Just my 2 cents worth.
@Phuket2, crazy ideas push the envelope and occasionally advance the state of the art, so I am all for them. And I can understand the analogy to UI designer.
Copying plain Python objects is just that easy, but unfortunately these ones have an ObjectC monster behind the friendly facade. And copying UIKit instances even in ObjectC is not totally trivial, see this link.
Fixed a simple bug, now self.methods can be called in
import types class Extender(object): def __new__(extender_subclass, target_instance, *args, **kwargs): extender_instance = super(Extender, extender_subclass).__new__(extender_subclass) for key in dir(extender_instance): if key.startswith('__'): continue value = getattr(extender_instance, key) if callable(value): setattr(target_instance, key, types.MethodType(value.__func__, target_instance)) else: setattr(target_instance, key, value) if isinstance(extender_subclass.__init__, types.MethodType): extender_subclass.__init__.__func__(target_instance, *args, **kwargs) return target_instance
@mikael , i am struggling to get my head around your extender concept. I don't mean the way you have written it. Just a bit fancy for me 😱
If I want to add a new class to chain it so to speak, how would I do that? I tried a few things but failed.
@Phuket2, here's a quick, silly and familiar-looking example demonstrating both the subclass inheritance chain and chaining extenders around a button instance. If this is of no use, please share some problematic code.
import ui from extend import Extender class DefaultStyle(Extender): background_color = 'teal' tint_color = 'white' class BorderedStyle(DefaultStyle): border_width = .5 corner_radius = 3 class ButtonAction(Extender): def __init__(self, msg = None): self.msg = msg def action(self, sender): print self.msg button = BorderedStyle(ButtonAction(ui.Button(title = 'Click me'), 'Clicked')) button.present()
Phuket2 last edited by Phuket2
@mikael , ok. You mentioned chained before. These are nested Calls right? I am not being smart, I am just not sure of the terminology used in this context.
But even is not that practical, I would hate to nest say 5 calls
@Phuket2, I see what you mean. This version does not chain as much as it nests, that's true. Let me see if I can do something about that.
Here's one way to chain, specifically, if you do not mind "polluting" your ui components with an extra method, named
ehere for brevity.
# coding: utf-8 import ui from extend import Extender class ChainingExtender(Extender): def e(self, cls, *args, **kwargs): return cls(self, *args, **kwargs) class DefaultStyle(ChainingExtender): background_color = 'teal' tint_color = 'white' class BorderedStyle(DefaultStyle): def __init__(self, border_width): self.border_width = border_width self.border_color = 'white' class ButtonAction(ChainingExtender): def __init__(self, new_title = 'Not defined'): self.msg = new_title def action(self, sender): self.title = self.msg button = ButtonAction(ui.Button(title = 'Click me'), 'Clicked').e(BorderedStyle, 10) button.present()
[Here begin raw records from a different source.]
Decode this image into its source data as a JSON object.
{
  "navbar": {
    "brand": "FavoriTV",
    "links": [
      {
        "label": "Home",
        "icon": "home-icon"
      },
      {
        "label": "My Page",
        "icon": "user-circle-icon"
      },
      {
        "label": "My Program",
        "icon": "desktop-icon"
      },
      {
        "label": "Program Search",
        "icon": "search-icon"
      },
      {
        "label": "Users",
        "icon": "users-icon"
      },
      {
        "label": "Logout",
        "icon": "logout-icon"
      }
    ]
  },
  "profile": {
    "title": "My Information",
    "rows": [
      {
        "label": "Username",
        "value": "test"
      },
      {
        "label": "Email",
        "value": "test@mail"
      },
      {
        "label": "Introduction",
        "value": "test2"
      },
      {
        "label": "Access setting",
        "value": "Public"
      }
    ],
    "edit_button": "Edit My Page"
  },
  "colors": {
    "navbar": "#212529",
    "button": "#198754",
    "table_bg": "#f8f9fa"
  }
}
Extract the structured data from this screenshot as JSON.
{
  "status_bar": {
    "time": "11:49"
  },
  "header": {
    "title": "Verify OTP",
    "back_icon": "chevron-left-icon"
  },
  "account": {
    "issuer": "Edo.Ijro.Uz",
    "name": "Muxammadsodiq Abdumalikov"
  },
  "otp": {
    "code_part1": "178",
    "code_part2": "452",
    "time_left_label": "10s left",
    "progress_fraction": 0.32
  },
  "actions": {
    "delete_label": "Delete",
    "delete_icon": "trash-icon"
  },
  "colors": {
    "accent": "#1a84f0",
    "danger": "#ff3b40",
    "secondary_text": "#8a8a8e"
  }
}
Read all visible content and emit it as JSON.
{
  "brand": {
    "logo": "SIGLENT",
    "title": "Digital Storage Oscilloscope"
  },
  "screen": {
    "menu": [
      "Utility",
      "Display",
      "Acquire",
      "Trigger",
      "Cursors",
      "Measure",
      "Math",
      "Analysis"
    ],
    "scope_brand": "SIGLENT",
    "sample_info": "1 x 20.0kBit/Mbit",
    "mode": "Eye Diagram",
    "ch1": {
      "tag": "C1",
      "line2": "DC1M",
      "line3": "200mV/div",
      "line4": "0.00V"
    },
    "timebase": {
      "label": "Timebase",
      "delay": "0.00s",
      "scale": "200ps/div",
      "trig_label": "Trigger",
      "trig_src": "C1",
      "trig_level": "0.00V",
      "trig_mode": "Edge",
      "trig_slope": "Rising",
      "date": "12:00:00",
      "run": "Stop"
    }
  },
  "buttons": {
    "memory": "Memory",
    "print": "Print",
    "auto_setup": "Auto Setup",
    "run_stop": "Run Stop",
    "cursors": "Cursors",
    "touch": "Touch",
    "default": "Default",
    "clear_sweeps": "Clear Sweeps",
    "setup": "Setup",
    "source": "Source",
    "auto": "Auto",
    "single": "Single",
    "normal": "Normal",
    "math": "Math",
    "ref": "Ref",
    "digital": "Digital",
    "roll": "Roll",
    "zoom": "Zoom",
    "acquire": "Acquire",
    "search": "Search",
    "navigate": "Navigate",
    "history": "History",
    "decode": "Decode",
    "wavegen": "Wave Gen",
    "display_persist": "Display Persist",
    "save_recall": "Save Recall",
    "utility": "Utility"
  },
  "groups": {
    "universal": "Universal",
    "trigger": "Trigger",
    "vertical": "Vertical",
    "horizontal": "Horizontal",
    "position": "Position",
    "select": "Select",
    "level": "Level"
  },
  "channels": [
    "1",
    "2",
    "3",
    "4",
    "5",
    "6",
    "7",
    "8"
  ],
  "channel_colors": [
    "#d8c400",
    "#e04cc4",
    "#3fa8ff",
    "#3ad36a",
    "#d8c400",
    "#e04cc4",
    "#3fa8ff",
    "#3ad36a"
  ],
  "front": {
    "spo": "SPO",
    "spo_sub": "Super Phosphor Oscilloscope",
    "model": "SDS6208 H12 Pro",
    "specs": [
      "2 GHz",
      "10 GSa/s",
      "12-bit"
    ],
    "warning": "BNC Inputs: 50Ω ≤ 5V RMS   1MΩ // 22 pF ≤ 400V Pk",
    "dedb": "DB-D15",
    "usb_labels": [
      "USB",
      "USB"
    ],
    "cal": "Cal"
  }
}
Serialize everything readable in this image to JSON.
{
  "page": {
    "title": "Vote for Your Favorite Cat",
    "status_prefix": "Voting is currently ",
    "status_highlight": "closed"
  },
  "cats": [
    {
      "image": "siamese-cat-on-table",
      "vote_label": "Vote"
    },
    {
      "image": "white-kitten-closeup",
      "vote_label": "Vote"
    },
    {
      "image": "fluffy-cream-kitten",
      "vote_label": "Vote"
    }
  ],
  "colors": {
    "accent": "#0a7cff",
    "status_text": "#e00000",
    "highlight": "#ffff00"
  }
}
@mikael , 0k I will have to look tomorrow. 1:47am here now 😱 With many black label and sodas 🎉
But I hope you don't mind, my idea is to keep pushing your idea until it breaks. When it can not be broken, not just by me , but then it should be great.